By Steven Downes
I have had cause to write dozens of obituaries during my career. Few as unexpected, or unwanted, as this. None as difficult.
Mike King, one of the most talented sports photographers of his generation, and a kind and gentle man, has died. He was 52.
The outpouring of grief and sadness on social media that Mike should have died, so suddenly, and so relatively young, has been massive and heart-felt.
Another photographer, Joel Goodman, put it perfectly: “There’s a reason why everyone is saying what a kind, sweet, generous, gentle and supremely talented photographer you were Mike King. I only wish we all could tell you now.”
Mike died after collapsing when visiting his mother’s house on Tuesday.
An SJA member of long-standing, King was the Sports Photographer of the Year in 1999, the year that his Sports Picture Portfolio was acclaimed by our judges. In 2001, his work won the Sports Picture of the Year with an image which was so good that the following year the judges opted not to award the prize, simply because they could find nothing worthy of the previous year’s standard.
In due course, Mike served the Association well by taking on the usually thankless task of chairing the judges of our photography awards for two years, during which time he was constantly seeking ways to upgrade and improve the presentation and recognition of the work of his colleagues.
I’d known Mike for around 30 years, from the time he was working at what was then AllSport, and I was working on magazines, and we found ourselves covering our first Commonwealths and Olympics. Friendly, helpful and kind, you always knew that if you had Mike King assigned to a photo-shoot you were working on, the resulting pictures would be breathtaking.
Mike moved on from what had become Getty Images to join the Observer, and later the Sunday Telegraph, at a time when national newspapers still had staff sports photographers.
This was the period when his work got its greatest projection, on front pages as well as back pages, and recognition, as Mike’s sports editor, Jon Ryan, recalls:
“Mike worked for the Sunday Telegraph during my time there and provided a stream of top-quality photographs for news and features. He always took the trouble to understand what the piece was about and was never satisfied until he had got exactly the shot he wanted.
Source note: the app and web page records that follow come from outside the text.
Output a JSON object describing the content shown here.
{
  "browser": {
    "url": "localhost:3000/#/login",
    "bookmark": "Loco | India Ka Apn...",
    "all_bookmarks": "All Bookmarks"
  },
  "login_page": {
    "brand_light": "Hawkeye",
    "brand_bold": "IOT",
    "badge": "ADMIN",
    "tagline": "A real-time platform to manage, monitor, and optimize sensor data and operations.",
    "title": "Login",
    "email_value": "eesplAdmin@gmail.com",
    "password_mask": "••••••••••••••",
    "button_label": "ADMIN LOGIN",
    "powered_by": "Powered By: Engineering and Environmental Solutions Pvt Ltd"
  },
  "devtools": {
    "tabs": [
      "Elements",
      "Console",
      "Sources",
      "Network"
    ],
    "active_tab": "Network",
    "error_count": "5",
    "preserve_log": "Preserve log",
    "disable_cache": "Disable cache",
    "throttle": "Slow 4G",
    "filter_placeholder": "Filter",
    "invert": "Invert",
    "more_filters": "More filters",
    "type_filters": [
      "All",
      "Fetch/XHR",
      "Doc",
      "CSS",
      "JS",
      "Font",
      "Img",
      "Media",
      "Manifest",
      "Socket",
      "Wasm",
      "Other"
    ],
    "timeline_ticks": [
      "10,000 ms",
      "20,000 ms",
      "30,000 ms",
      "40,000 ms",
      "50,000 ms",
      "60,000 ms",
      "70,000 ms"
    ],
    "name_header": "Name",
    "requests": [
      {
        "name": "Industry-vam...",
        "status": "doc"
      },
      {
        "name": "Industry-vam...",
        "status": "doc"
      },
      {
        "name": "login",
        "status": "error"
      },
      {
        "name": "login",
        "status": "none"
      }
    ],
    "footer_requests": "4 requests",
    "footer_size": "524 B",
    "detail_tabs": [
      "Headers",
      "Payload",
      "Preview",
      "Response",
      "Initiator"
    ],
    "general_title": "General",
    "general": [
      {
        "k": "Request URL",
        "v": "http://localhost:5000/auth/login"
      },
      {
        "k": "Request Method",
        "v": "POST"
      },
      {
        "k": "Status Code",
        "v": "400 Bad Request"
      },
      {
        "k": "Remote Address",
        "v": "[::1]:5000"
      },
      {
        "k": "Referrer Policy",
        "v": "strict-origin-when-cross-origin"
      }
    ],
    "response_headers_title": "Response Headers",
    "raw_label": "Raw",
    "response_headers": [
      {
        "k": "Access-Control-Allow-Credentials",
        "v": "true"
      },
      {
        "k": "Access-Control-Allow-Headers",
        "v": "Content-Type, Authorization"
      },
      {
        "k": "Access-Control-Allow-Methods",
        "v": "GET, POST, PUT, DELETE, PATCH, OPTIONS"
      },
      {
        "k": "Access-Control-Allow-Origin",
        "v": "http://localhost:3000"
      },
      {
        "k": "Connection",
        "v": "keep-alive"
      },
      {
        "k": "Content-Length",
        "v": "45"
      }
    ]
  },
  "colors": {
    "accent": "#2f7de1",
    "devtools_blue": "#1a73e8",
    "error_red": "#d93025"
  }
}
“That is not to say that we never disagreed – usually when I had failed to select the picture that Mike believed we should have used. Indeed, he never gave up trying to convince you even after the first edition had gone. But it was this approach that made him such a wonderful professional to work with.
“I always enjoyed reading his Facebook posts where he still took joy in sharing pictures with those who followed him and directing us to pictures – mainly from the world of sport – that he admired and thought we would enjoy.
“His sad death will be felt by all those who worked with this kind, hugely professional and likeable man – whether writers, the backbench or sports editors.
“He is a great loss to the world of sports photography as his numerous awards testify.”
When Mike left the Telegraph, times were tough, especially for someone who described himself as a “photoholic”, someone who’s “taken lots of pictures and I can’t stop…. It’s my job”.
Being a freelance photographer in the modern, digital world of Flikr and smart phones is not easy. “Nowadays somebody only has to drop a plate, and 20 people are shooting it on a phone. It’s like the Wild West out there,” Mike wrote a couple of years ago.
He was always delighted to provide advice and insight into the professional photographer’s world: “Don’t be shy out there, but always wear a smile. It can disarm most people. Don’t be too precious about your metal; use it. If you keep it under wrap, you’ll miss everything. Don’t assume you can take the shot later. Chances are you’ll never see that combination again,” he wrote in one article.
Mike diversified to earn a crust, taking on long-range adventure assignments in the Antarctic one week and wedding photography the next. He was, of course, outstanding at both. Mike King was not a great sports photographer. He was a great photographer, and at the heart of that was his fascination in and interest in people.
Recently, I had an excuse to put a (very) modest bit of work Mike’s way, and on the second occasion had the pleasure of spending a day with him, wandering around the South Bank and Waterloo, as he took meticulous care and attention to get just the perfect shot for the purpose, images for Christian Wolmar’s campaign to become Mayor of London, which have been used daily and widely, in print and online publications over the past few weeks.
Christian’s been a working journalist for a very long time, and he was hugely impressed by Mike’s diligence and brilliance – and by their shared interest in cycling. Mike revealed that he had a couple of bikes gathering dust at home: “I must check it out and start using the bike again,” Mike said, a touch of his old confidence coming back.
“My condolences to Mike’s family,” Christian said today. “Mike did fantastic photos for the Wolmar for London campaign – they have brightened up our website and all our output for the past two months. I am so sorry, he’ll be very sorely missed.”
When I said goodbye to Mike that afternoon, I never imagined it would be for the final time.
His long-time friend and colleague, Philip Brown, has put together this montage of images which offers a far better tribute to Mike King than anything I could write.
The officers, committee and members of the Sports Journalists’ Association send their condolences to Mike’s family and friends.
The funeral is expected to be held late next week, and we will circulate details as soon as they are known.